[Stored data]
* * *
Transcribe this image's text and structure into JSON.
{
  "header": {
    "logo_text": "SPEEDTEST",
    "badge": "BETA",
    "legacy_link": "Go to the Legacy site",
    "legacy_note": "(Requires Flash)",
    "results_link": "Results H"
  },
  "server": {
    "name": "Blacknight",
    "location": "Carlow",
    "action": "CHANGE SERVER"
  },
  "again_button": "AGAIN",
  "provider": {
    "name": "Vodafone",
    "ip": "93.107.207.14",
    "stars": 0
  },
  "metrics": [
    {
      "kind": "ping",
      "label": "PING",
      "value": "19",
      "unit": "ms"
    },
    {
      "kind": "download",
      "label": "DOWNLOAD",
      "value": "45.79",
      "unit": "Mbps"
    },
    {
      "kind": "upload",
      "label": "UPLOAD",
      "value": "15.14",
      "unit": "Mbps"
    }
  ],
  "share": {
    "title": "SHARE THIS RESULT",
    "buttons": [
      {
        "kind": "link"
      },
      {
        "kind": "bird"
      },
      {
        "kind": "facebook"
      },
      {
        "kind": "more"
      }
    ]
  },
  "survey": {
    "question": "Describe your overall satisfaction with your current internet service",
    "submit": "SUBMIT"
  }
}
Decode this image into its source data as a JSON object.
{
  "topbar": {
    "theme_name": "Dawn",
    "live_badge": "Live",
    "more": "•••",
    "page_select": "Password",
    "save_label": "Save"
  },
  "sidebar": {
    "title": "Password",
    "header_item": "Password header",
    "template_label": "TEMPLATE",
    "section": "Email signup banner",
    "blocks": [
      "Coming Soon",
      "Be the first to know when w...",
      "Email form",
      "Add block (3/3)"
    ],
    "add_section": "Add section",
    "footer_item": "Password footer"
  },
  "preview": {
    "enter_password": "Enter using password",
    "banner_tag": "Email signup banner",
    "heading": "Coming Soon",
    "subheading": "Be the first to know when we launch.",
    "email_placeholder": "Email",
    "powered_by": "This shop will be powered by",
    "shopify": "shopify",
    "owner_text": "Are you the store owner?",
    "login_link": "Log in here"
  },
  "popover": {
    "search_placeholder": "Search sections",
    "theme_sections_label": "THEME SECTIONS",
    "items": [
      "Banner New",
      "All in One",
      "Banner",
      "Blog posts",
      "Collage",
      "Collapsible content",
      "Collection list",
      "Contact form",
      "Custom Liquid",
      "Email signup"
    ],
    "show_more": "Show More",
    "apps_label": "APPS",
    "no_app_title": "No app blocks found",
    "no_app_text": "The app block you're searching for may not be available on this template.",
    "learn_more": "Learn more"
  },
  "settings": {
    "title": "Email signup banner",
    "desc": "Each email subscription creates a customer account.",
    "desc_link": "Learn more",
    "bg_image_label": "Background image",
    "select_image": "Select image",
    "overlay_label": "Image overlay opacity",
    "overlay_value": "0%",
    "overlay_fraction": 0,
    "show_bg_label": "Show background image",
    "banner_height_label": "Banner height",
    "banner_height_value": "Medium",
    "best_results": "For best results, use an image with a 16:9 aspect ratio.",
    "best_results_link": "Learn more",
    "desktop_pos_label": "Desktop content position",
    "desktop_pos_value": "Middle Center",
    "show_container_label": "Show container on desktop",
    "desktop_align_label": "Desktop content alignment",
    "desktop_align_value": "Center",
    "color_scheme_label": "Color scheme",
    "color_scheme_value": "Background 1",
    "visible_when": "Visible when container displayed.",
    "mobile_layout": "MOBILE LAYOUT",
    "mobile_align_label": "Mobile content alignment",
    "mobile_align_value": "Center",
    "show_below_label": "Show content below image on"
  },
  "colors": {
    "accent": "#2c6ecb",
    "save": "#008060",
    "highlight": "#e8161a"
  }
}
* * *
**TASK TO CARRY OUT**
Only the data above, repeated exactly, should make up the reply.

**WRITTEN RESPONSE**
Transcribe this image's text and structure into JSON.
{
  "header": {
    "logo_text": "SPEEDTEST",
    "badge": "BETA",
    "legacy_link": "Go to the Legacy site",
    "legacy_note": "(Requires Flash)",
    "results_link": "Results H"
  },
  "server": {
    "name": "Blacknight",
    "location": "Carlow",
    "action": "CHANGE SERVER"
  },
  "again_button": "AGAIN",
  "provider": {
    "name": "Vodafone",
    "ip": "93.107.207.14",
    "stars": 0
  },
  "metrics": [
    {
      "kind": "ping",
      "label": "PING",
      "value": "19",
      "unit": "ms"
    },
    {
      "kind": "download",
      "label": "DOWNLOAD",
      "value": "45.79",
      "unit": "Mbps"
    },
    {
      "kind": "upload",
      "label": "UPLOAD",
      "value": "15.14",
      "unit": "Mbps"
    }
  ],
  "share": {
    "title": "SHARE THIS RESULT",
    "buttons": [
      {
        "kind": "link"
      },
      {
        "kind": "bird"
      },
      {
        "kind": "facebook"
      },
      {
        "kind": "more"
      }
    ]
  },
  "survey": {
    "question": "Describe your overall satisfaction with your current internet service",
    "submit": "SUBMIT"
  }
}
Decode this image into its source data as a JSON object.
{
  "topbar": {
    "theme_name": "Dawn",
    "live_badge": "Live",
    "more": "•••",
    "page_select": "Password",
    "save_label": "Save"
  },
  "sidebar": {
    "title": "Password",
    "header_item": "Password header",
    "template_label": "TEMPLATE",
    "section": "Email signup banner",
    "blocks": [
      "Coming Soon",
      "Be the first to know when w...",
      "Email form",
      "Add block (3/3)"
    ],
    "add_section": "Add section",
    "footer_item": "Password footer"
  },
  "preview": {
    "enter_password": "Enter using password",
    "banner_tag": "Email signup banner",
    "heading": "Coming Soon",
    "subheading": "Be the first to know when we launch.",
    "email_placeholder": "Email",
    "powered_by": "This shop will be powered by",
    "shopify": "shopify",
    "owner_text": "Are you the store owner?",
    "login_link": "Log in here"
  },
  "popover": {
    "search_placeholder": "Search sections",
    "theme_sections_label": "THEME SECTIONS",
    "items": [
      "Banner New",
      "All in One",
      "Banner",
      "Blog posts",
      "Collage",
      "Collapsible content",
      "Collection list",
      "Contact form",
      "Custom Liquid",
      "Email signup"
    ],
    "show_more": "Show More",
    "apps_label": "APPS",
    "no_app_title": "No app blocks found",
    "no_app_text": "The app block you're searching for may not be available on this template.",
    "learn_more": "Learn more"
  },
  "settings": {
    "title": "Email signup banner",
    "desc": "Each email subscription creates a customer account.",
    "desc_link": "Learn more",
    "bg_image_label": "Background image",
    "select_image": "Select image",
    "overlay_label": "Image overlay opacity",
    "overlay_value": "0%",
    "overlay_fraction": 0,
    "show_bg_label": "Show background image",
    "banner_height_label": "Banner height",
    "banner_height_value": "Medium",
    "best_results": "For best results, use an image with a 16:9 aspect ratio.",
    "best_results_link": "Learn more",
    "desktop_pos_label": "Desktop content position",
    "desktop_pos_value": "Middle Center",
    "show_container_label": "Show container on desktop",
    "desktop_align_label": "Desktop content alignment",
    "desktop_align_value": "Center",
    "color_scheme_label": "Color scheme",
    "color_scheme_value": "Background 1",
    "visible_when": "Visible when container displayed.",
    "mobile_layout": "MOBILE LAYOUT",
    "mobile_align_label": "Mobile content alignment",
    "mobile_align_value": "Center",
    "show_below_label": "Show content below image on"
  },
  "colors": {
    "accent": "#2c6ecb",
    "save": "#008060",
    "highlight": "#e8161a"
  }
}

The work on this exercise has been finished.